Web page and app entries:
::::::::

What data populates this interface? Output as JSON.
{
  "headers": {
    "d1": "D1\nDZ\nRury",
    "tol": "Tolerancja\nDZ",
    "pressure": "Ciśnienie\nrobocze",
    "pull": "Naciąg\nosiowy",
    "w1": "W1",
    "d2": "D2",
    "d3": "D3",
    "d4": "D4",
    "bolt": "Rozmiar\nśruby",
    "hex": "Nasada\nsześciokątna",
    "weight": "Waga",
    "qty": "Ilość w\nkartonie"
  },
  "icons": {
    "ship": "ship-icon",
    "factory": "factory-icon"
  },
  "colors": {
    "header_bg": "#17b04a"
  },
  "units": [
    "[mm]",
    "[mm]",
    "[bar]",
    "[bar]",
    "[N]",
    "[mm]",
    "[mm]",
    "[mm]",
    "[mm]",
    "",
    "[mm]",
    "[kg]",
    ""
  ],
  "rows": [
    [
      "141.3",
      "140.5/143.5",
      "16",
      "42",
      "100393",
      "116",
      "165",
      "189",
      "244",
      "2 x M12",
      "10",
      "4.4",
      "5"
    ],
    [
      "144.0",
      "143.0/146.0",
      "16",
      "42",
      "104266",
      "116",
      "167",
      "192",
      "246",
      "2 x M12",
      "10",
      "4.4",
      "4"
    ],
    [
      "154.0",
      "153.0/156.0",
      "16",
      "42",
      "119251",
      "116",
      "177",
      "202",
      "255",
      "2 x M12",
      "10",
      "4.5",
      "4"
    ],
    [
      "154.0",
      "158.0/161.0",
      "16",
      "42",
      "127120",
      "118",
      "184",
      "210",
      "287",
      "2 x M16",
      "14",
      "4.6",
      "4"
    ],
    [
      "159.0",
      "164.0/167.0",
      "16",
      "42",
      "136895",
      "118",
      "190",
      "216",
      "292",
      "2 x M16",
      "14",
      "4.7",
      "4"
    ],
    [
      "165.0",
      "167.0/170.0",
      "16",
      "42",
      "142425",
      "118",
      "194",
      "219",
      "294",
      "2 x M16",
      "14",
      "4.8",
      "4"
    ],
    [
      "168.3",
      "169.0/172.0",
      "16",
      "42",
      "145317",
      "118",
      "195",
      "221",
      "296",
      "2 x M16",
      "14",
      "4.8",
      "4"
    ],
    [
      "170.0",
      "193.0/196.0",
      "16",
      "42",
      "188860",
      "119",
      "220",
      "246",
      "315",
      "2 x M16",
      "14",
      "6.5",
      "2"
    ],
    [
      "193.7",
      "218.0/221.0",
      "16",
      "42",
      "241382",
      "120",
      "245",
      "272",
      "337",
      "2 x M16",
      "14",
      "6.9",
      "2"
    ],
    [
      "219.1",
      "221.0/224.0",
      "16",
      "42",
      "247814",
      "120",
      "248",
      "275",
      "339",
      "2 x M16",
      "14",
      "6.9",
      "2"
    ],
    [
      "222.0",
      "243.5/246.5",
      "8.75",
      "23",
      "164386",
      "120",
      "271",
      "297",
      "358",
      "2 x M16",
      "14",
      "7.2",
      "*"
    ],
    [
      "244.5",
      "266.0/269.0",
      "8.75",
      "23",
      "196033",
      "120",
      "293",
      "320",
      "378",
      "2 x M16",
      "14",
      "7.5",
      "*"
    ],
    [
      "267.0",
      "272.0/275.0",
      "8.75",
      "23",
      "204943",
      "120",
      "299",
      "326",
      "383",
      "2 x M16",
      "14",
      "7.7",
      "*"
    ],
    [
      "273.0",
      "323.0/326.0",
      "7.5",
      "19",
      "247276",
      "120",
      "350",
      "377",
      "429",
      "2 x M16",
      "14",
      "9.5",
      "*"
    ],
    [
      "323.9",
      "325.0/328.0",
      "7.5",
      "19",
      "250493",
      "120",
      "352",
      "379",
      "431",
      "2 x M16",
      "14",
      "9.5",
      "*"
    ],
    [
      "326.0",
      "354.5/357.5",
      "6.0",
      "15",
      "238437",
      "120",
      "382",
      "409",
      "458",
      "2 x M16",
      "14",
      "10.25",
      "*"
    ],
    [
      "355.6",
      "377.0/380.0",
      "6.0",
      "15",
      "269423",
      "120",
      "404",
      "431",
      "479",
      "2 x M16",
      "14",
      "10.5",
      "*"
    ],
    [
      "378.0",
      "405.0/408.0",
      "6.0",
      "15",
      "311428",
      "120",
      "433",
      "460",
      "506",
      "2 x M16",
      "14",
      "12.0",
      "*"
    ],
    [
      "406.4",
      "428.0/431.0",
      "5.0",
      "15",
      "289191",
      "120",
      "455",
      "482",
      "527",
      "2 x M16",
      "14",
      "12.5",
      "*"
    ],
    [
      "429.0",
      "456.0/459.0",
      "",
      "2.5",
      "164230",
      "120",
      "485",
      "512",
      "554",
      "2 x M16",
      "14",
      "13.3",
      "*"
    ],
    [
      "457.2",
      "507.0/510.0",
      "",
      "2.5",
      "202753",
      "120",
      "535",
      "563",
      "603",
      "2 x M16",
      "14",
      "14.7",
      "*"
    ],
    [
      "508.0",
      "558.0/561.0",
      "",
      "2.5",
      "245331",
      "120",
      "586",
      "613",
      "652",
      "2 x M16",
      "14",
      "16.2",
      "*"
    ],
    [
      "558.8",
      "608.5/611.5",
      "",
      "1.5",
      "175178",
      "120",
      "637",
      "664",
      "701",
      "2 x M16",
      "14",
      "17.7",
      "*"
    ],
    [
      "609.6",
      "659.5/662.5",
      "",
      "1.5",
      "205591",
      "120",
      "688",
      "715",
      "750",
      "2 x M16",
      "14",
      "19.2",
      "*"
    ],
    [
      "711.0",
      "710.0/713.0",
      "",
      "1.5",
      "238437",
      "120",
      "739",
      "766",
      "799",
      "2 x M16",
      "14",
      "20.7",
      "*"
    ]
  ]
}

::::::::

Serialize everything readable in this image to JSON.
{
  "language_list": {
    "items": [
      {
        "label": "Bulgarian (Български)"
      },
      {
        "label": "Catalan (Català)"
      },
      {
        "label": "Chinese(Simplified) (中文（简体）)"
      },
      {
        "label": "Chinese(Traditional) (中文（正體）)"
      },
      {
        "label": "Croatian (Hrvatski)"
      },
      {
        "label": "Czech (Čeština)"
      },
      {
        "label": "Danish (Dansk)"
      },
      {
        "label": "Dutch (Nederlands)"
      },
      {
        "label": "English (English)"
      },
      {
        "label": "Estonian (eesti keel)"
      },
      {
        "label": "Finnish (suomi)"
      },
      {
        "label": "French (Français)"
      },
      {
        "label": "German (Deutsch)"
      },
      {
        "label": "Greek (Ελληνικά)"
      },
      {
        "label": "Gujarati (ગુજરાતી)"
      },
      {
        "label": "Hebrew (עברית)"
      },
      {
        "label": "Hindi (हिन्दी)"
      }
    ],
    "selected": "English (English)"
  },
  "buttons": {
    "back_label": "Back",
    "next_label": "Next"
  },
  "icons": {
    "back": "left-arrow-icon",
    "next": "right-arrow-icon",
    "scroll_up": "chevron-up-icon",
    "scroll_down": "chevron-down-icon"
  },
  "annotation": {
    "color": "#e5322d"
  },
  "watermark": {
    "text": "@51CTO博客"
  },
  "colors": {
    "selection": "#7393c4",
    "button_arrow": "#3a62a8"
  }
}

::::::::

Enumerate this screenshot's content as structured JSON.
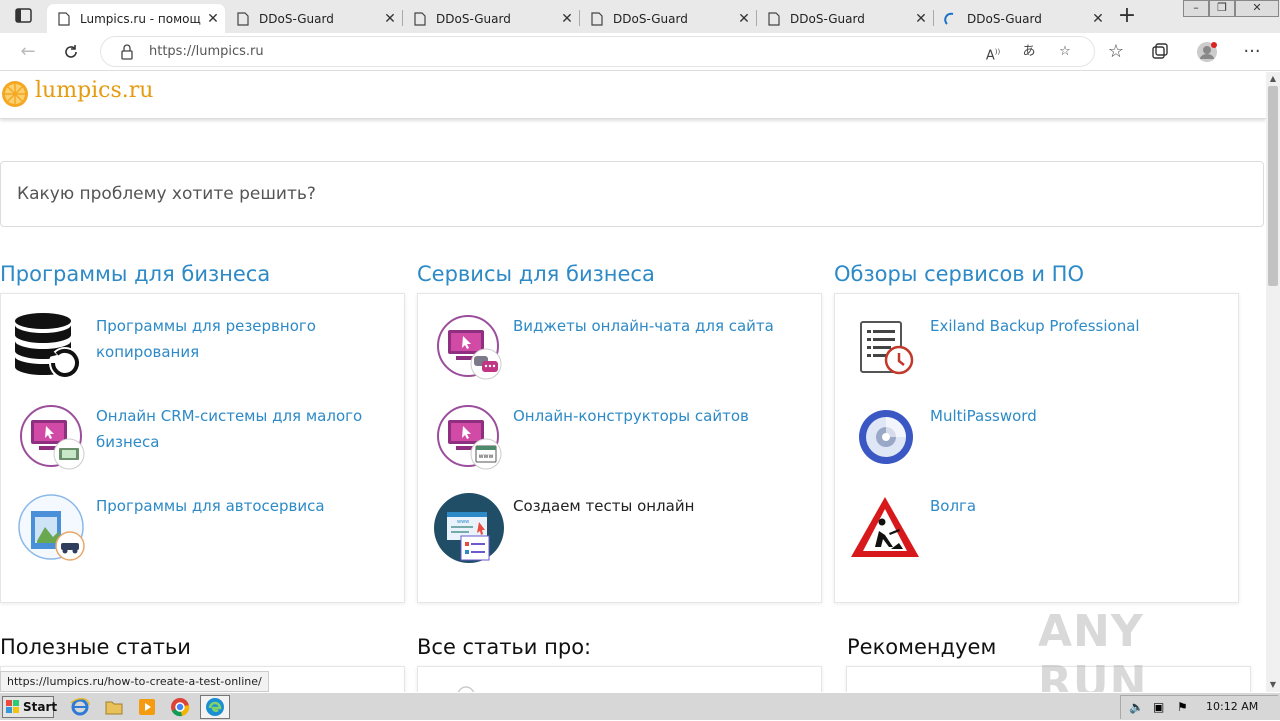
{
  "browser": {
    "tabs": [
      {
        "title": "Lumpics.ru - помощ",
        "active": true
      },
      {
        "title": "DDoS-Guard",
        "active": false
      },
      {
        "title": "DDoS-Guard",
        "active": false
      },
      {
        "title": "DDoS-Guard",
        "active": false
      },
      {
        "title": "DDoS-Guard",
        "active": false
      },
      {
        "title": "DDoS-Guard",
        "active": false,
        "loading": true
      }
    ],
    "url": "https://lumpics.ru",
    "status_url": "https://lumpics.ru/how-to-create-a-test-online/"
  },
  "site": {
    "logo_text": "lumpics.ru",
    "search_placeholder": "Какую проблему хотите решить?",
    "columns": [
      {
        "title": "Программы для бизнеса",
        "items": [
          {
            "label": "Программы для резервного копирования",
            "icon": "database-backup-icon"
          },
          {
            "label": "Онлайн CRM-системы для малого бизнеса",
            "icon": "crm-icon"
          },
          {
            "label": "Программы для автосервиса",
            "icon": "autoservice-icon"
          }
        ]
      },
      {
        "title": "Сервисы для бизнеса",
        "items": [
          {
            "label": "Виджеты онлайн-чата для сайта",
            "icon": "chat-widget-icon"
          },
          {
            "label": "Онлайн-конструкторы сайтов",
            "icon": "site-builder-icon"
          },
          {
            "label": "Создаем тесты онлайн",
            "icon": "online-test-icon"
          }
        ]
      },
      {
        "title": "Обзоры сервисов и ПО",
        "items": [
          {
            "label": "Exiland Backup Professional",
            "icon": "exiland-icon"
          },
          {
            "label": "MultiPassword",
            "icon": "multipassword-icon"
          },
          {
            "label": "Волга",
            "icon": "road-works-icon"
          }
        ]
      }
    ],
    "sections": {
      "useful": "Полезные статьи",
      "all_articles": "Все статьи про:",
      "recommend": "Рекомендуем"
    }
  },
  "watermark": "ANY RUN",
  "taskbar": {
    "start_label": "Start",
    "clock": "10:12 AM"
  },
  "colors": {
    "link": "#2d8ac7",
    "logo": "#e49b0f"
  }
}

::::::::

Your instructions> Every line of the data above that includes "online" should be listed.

Task result>
    "status_url": "https://lumpics.ru/how-to-create-a-test-online/"
            "icon": "online-test-icon"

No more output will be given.